Pull every "title" line out of the data below.

Segment Start: Data to examine

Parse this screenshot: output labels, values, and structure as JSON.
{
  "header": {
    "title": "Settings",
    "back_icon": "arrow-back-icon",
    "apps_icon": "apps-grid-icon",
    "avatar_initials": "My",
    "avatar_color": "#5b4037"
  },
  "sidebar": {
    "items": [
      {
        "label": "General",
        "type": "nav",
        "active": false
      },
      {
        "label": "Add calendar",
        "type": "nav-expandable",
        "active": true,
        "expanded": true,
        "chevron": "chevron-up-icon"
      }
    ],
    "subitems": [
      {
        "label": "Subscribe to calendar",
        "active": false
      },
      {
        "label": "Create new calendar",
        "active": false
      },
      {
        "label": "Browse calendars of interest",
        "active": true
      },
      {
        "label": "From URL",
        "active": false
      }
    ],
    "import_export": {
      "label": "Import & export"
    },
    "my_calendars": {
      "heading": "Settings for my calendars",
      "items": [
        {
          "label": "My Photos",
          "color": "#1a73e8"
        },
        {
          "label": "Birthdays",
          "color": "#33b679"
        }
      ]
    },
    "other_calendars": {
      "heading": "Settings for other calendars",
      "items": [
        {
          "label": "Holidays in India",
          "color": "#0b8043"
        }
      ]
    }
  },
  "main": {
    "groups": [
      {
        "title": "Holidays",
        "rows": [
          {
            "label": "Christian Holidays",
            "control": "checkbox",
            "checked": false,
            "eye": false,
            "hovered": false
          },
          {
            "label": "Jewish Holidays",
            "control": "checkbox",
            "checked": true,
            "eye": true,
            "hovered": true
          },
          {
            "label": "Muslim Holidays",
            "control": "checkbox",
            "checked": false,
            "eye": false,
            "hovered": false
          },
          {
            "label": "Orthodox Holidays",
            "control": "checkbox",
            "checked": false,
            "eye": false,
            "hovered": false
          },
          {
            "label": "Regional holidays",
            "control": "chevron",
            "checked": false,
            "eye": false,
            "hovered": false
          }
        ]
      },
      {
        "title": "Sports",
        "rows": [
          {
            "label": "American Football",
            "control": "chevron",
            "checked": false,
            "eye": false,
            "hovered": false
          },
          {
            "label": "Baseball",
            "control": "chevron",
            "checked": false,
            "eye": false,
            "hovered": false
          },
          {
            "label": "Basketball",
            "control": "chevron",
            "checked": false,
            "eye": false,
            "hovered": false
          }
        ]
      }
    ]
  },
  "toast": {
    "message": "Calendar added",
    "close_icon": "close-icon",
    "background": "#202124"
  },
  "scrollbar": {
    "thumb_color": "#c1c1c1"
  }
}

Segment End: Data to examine

Result
    "title": "Settings",
        "title": "Holidays",
        "title": "Sports",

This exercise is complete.